…or probably not. I suspect it’ll be the latest in a long line of exported Australian comedies to go over their heads thanks to an underdeveloped sense of humour. Still it will be interesting to see how many Americans think is Ja’mie actually a real person. Something the early Australian audience had trouble dealing with when “We Can Be Heroes” was released and “she” was interviewed on radio stations across the nation.

I’m not really fazed by the failure of the American audience to appreciate Kath and Kim – I didn’t like our version the first time round (or second, third or subsequent screenings for that matter). But Chris Lilley is a comic genius – so it would be a shame to see it not receive critical acclaim worldwide.
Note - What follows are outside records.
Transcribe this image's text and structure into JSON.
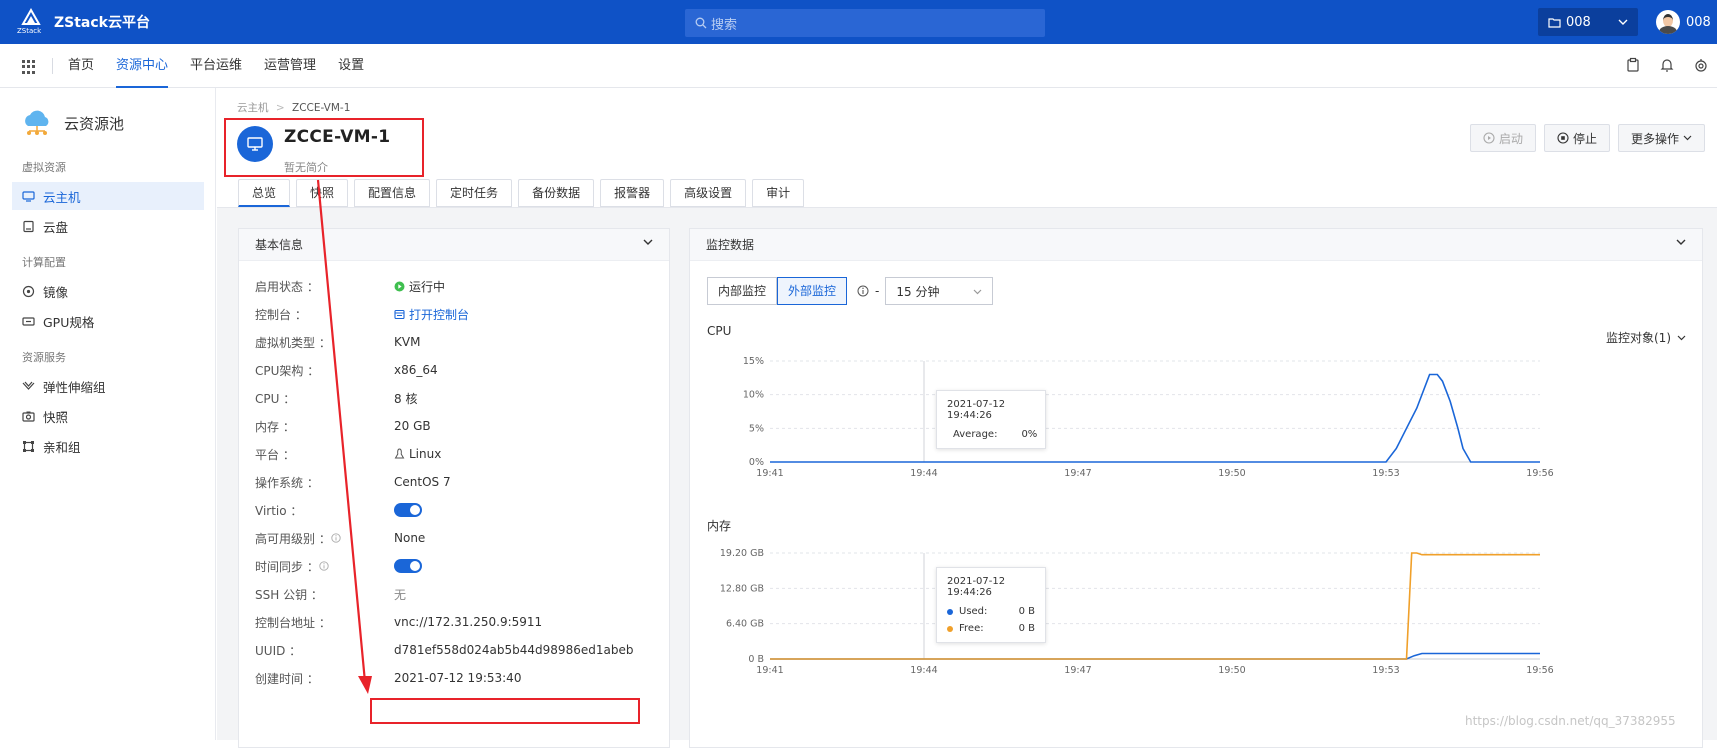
{
  "topbar": {
    "logo_sub": "ZStack",
    "app_name": "ZStack云平台",
    "search_placeholder": "搜索",
    "project": "008",
    "user": "008"
  },
  "nav": {
    "items": [
      {
        "label": "首页",
        "active": false
      },
      {
        "label": "资源中心",
        "active": true
      },
      {
        "label": "平台运维",
        "active": false
      },
      {
        "label": "运营管理",
        "active": false
      },
      {
        "label": "设置",
        "active": false
      }
    ]
  },
  "sidebar": {
    "pool_title": "云资源池",
    "sections": [
      {
        "title": "虚拟资源",
        "items": [
          {
            "label": "云主机",
            "icon": "monitor-icon",
            "active": true
          },
          {
            "label": "云盘",
            "icon": "disk-icon",
            "active": false
          }
        ]
      },
      {
        "title": "计算配置",
        "items": [
          {
            "label": "镜像",
            "icon": "image-icon",
            "active": false
          },
          {
            "label": "GPU规格",
            "icon": "gpu-icon",
            "active": false
          }
        ]
      },
      {
        "title": "资源服务",
        "items": [
          {
            "label": "弹性伸缩组",
            "icon": "scaling-icon",
            "active": false
          },
          {
            "label": "快照",
            "icon": "camera-icon",
            "active": false
          },
          {
            "label": "亲和组",
            "icon": "affinity-icon",
            "active": false
          }
        ]
      }
    ]
  },
  "breadcrumb": {
    "parent": "云主机",
    "sep": ">",
    "current": "ZCCE-VM-1"
  },
  "vm": {
    "name": "ZCCE-VM-1",
    "description": "暂无简介"
  },
  "actions": {
    "start": "启动",
    "stop": "停止",
    "more": "更多操作"
  },
  "tabs": [
    "总览",
    "快照",
    "配置信息",
    "定时任务",
    "备份数据",
    "报警器",
    "高级设置",
    "审计"
  ],
  "basic_info": {
    "title": "基本信息",
    "rows": [
      {
        "label": "启用状态 ：",
        "value": "运行中"
      },
      {
        "label": "控制台 ：",
        "value": "打开控制台"
      },
      {
        "label": "虚拟机类型 ：",
        "value": "KVM"
      },
      {
        "label": "CPU架构 ：",
        "value": "x86_64"
      },
      {
        "label": "CPU ：",
        "value": "8 核"
      },
      {
        "label": "内存 ：",
        "value": "20 GB"
      },
      {
        "label": "平台 ：",
        "value": "Linux"
      },
      {
        "label": "操作系统 ：",
        "value": "CentOS 7"
      },
      {
        "label": "Virtio ：",
        "value": ""
      },
      {
        "label": "高可用级别 ：",
        "value": "None"
      },
      {
        "label": "时间同步 ：",
        "value": ""
      },
      {
        "label": "SSH 公钥 ：",
        "value": "无"
      },
      {
        "label": "控制台地址 ：",
        "value": "vnc://172.31.250.9:5911"
      },
      {
        "label": "UUID ：",
        "value": "d781ef558d024ab5b44d98986ed1abeb"
      },
      {
        "label": "创建时间 ：",
        "value": "2021-07-12 19:53:40"
      }
    ]
  },
  "monitor": {
    "title": "监控数据",
    "internal": "内部监控",
    "external": "外部监控",
    "dash": "-",
    "range": "15 分钟",
    "target": "监控对象(1)"
  },
  "chart_data": [
    {
      "type": "line",
      "title": "CPU",
      "x": [
        "19:41",
        "19:44",
        "19:47",
        "19:50",
        "19:53",
        "19:56"
      ],
      "yticks": [
        "0%",
        "5%",
        "10%",
        "15%"
      ],
      "ylim": [
        0,
        15
      ],
      "series": [
        {
          "name": "Average",
          "color": "#1a66d8",
          "points": [
            [
              0,
              0
            ],
            [
              12.0,
              0
            ],
            [
              12.2,
              2
            ],
            [
              12.4,
              5
            ],
            [
              12.6,
              8
            ],
            [
              12.75,
              11
            ],
            [
              12.85,
              13
            ],
            [
              13.0,
              13
            ],
            [
              13.1,
              12
            ],
            [
              13.25,
              9
            ],
            [
              13.4,
              5
            ],
            [
              13.5,
              2
            ],
            [
              13.65,
              0
            ],
            [
              15,
              0
            ]
          ]
        }
      ],
      "tooltip": {
        "time": "2021-07-12 19:44:26",
        "rows": [
          {
            "label": "Average:",
            "value": "0%",
            "color": "#1a66d8"
          }
        ]
      }
    },
    {
      "type": "line",
      "title": "内存",
      "x": [
        "19:41",
        "19:44",
        "19:47",
        "19:50",
        "19:53",
        "19:56"
      ],
      "yticks": [
        "0 B",
        "6.40 GB",
        "12.80 GB",
        "19.20 GB"
      ],
      "ylim": [
        0,
        19.2
      ],
      "series": [
        {
          "name": "Used",
          "color": "#1a66d8",
          "points": [
            [
              0,
              0
            ],
            [
              12.4,
              0
            ],
            [
              12.55,
              0.6
            ],
            [
              12.7,
              1.0
            ],
            [
              15,
              1.0
            ]
          ]
        },
        {
          "name": "Free",
          "color": "#f0a02a",
          "points": [
            [
              0,
              0
            ],
            [
              12.4,
              0
            ],
            [
              12.5,
              19.2
            ],
            [
              12.6,
              19.2
            ],
            [
              12.7,
              18.9
            ],
            [
              15,
              18.9
            ]
          ]
        }
      ],
      "tooltip": {
        "time": "2021-07-12 19:44:26",
        "rows": [
          {
            "label": "Used:",
            "value": "0 B",
            "color": "#1a66d8"
          },
          {
            "label": "Free:",
            "value": "0 B",
            "color": "#f0a02a"
          }
        ]
      }
    }
  ],
  "watermark": "https://blog.csdn.net/qq_37382955"
}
Anyway – this post was entirely based on the heading – and the fact that I suspect they won’t get it. I should stop writing posts purely on the basis of a pun laced heading.

Summer Heights High to screen in US